- **SOURCE INFORMATION**
------------------------------------------------------------
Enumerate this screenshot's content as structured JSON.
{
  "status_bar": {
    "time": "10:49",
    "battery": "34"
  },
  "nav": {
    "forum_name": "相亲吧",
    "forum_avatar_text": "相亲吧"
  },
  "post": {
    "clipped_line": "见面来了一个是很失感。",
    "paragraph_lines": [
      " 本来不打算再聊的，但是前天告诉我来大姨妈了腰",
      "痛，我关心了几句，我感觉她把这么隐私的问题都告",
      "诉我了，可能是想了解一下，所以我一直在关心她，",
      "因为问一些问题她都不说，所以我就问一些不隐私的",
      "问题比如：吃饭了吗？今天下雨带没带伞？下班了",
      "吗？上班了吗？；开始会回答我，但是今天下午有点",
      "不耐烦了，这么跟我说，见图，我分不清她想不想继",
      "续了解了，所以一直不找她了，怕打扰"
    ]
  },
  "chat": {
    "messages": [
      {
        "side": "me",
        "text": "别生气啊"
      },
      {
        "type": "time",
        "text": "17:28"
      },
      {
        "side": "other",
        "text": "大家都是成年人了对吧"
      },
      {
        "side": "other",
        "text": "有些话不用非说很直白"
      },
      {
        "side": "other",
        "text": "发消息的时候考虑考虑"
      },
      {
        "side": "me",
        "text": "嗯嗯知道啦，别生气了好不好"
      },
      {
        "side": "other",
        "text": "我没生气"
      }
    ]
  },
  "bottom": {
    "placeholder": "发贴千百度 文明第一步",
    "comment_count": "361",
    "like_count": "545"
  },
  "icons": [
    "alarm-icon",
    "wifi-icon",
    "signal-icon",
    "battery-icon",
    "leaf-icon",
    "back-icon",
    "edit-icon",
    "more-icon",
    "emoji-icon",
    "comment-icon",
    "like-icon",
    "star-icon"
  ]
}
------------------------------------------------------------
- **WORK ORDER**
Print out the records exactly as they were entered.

- **EXERCISE OUTPUT**
Enumerate this screenshot's content as structured JSON.
{
  "status_bar": {
    "time": "10:49",
    "battery": "34"
  },
  "nav": {
    "forum_name": "相亲吧",
    "forum_avatar_text": "相亲吧"
  },
  "post": {
    "clipped_line": "见面来了一个是很失感。",
    "paragraph_lines": [
      " 本来不打算再聊的，但是前天告诉我来大姨妈了腰",
      "痛，我关心了几句，我感觉她把这么隐私的问题都告",
      "诉我了，可能是想了解一下，所以我一直在关心她，",
      "因为问一些问题她都不说，所以我就问一些不隐私的",
      "问题比如：吃饭了吗？今天下雨带没带伞？下班了",
      "吗？上班了吗？；开始会回答我，但是今天下午有点",
      "不耐烦了，这么跟我说，见图，我分不清她想不想继",
      "续了解了，所以一直不找她了，怕打扰"
    ]
  },
  "chat": {
    "messages": [
      {
        "side": "me",
        "text": "别生气啊"
      },
      {
        "type": "time",
        "text": "17:28"
      },
      {
        "side": "other",
        "text": "大家都是成年人了对吧"
      },
      {
        "side": "other",
        "text": "有些话不用非说很直白"
      },
      {
        "side": "other",
        "text": "发消息的时候考虑考虑"
      },
      {
        "side": "me",
        "text": "嗯嗯知道啦，别生气了好不好"
      },
      {
        "side": "other",
        "text": "我没生气"
      }
    ]
  },
  "bottom": {
    "placeholder": "发贴千百度 文明第一步",
    "comment_count": "361",
    "like_count": "545"
  },
  "icons": [
    "alarm-icon",
    "wifi-icon",
    "signal-icon",
    "battery-icon",
    "leaf-icon",
    "back-icon",
    "edit-icon",
    "more-icon",
    "emoji-icon",
    "comment-icon",
    "like-icon",
    "star-icon"
  ]
}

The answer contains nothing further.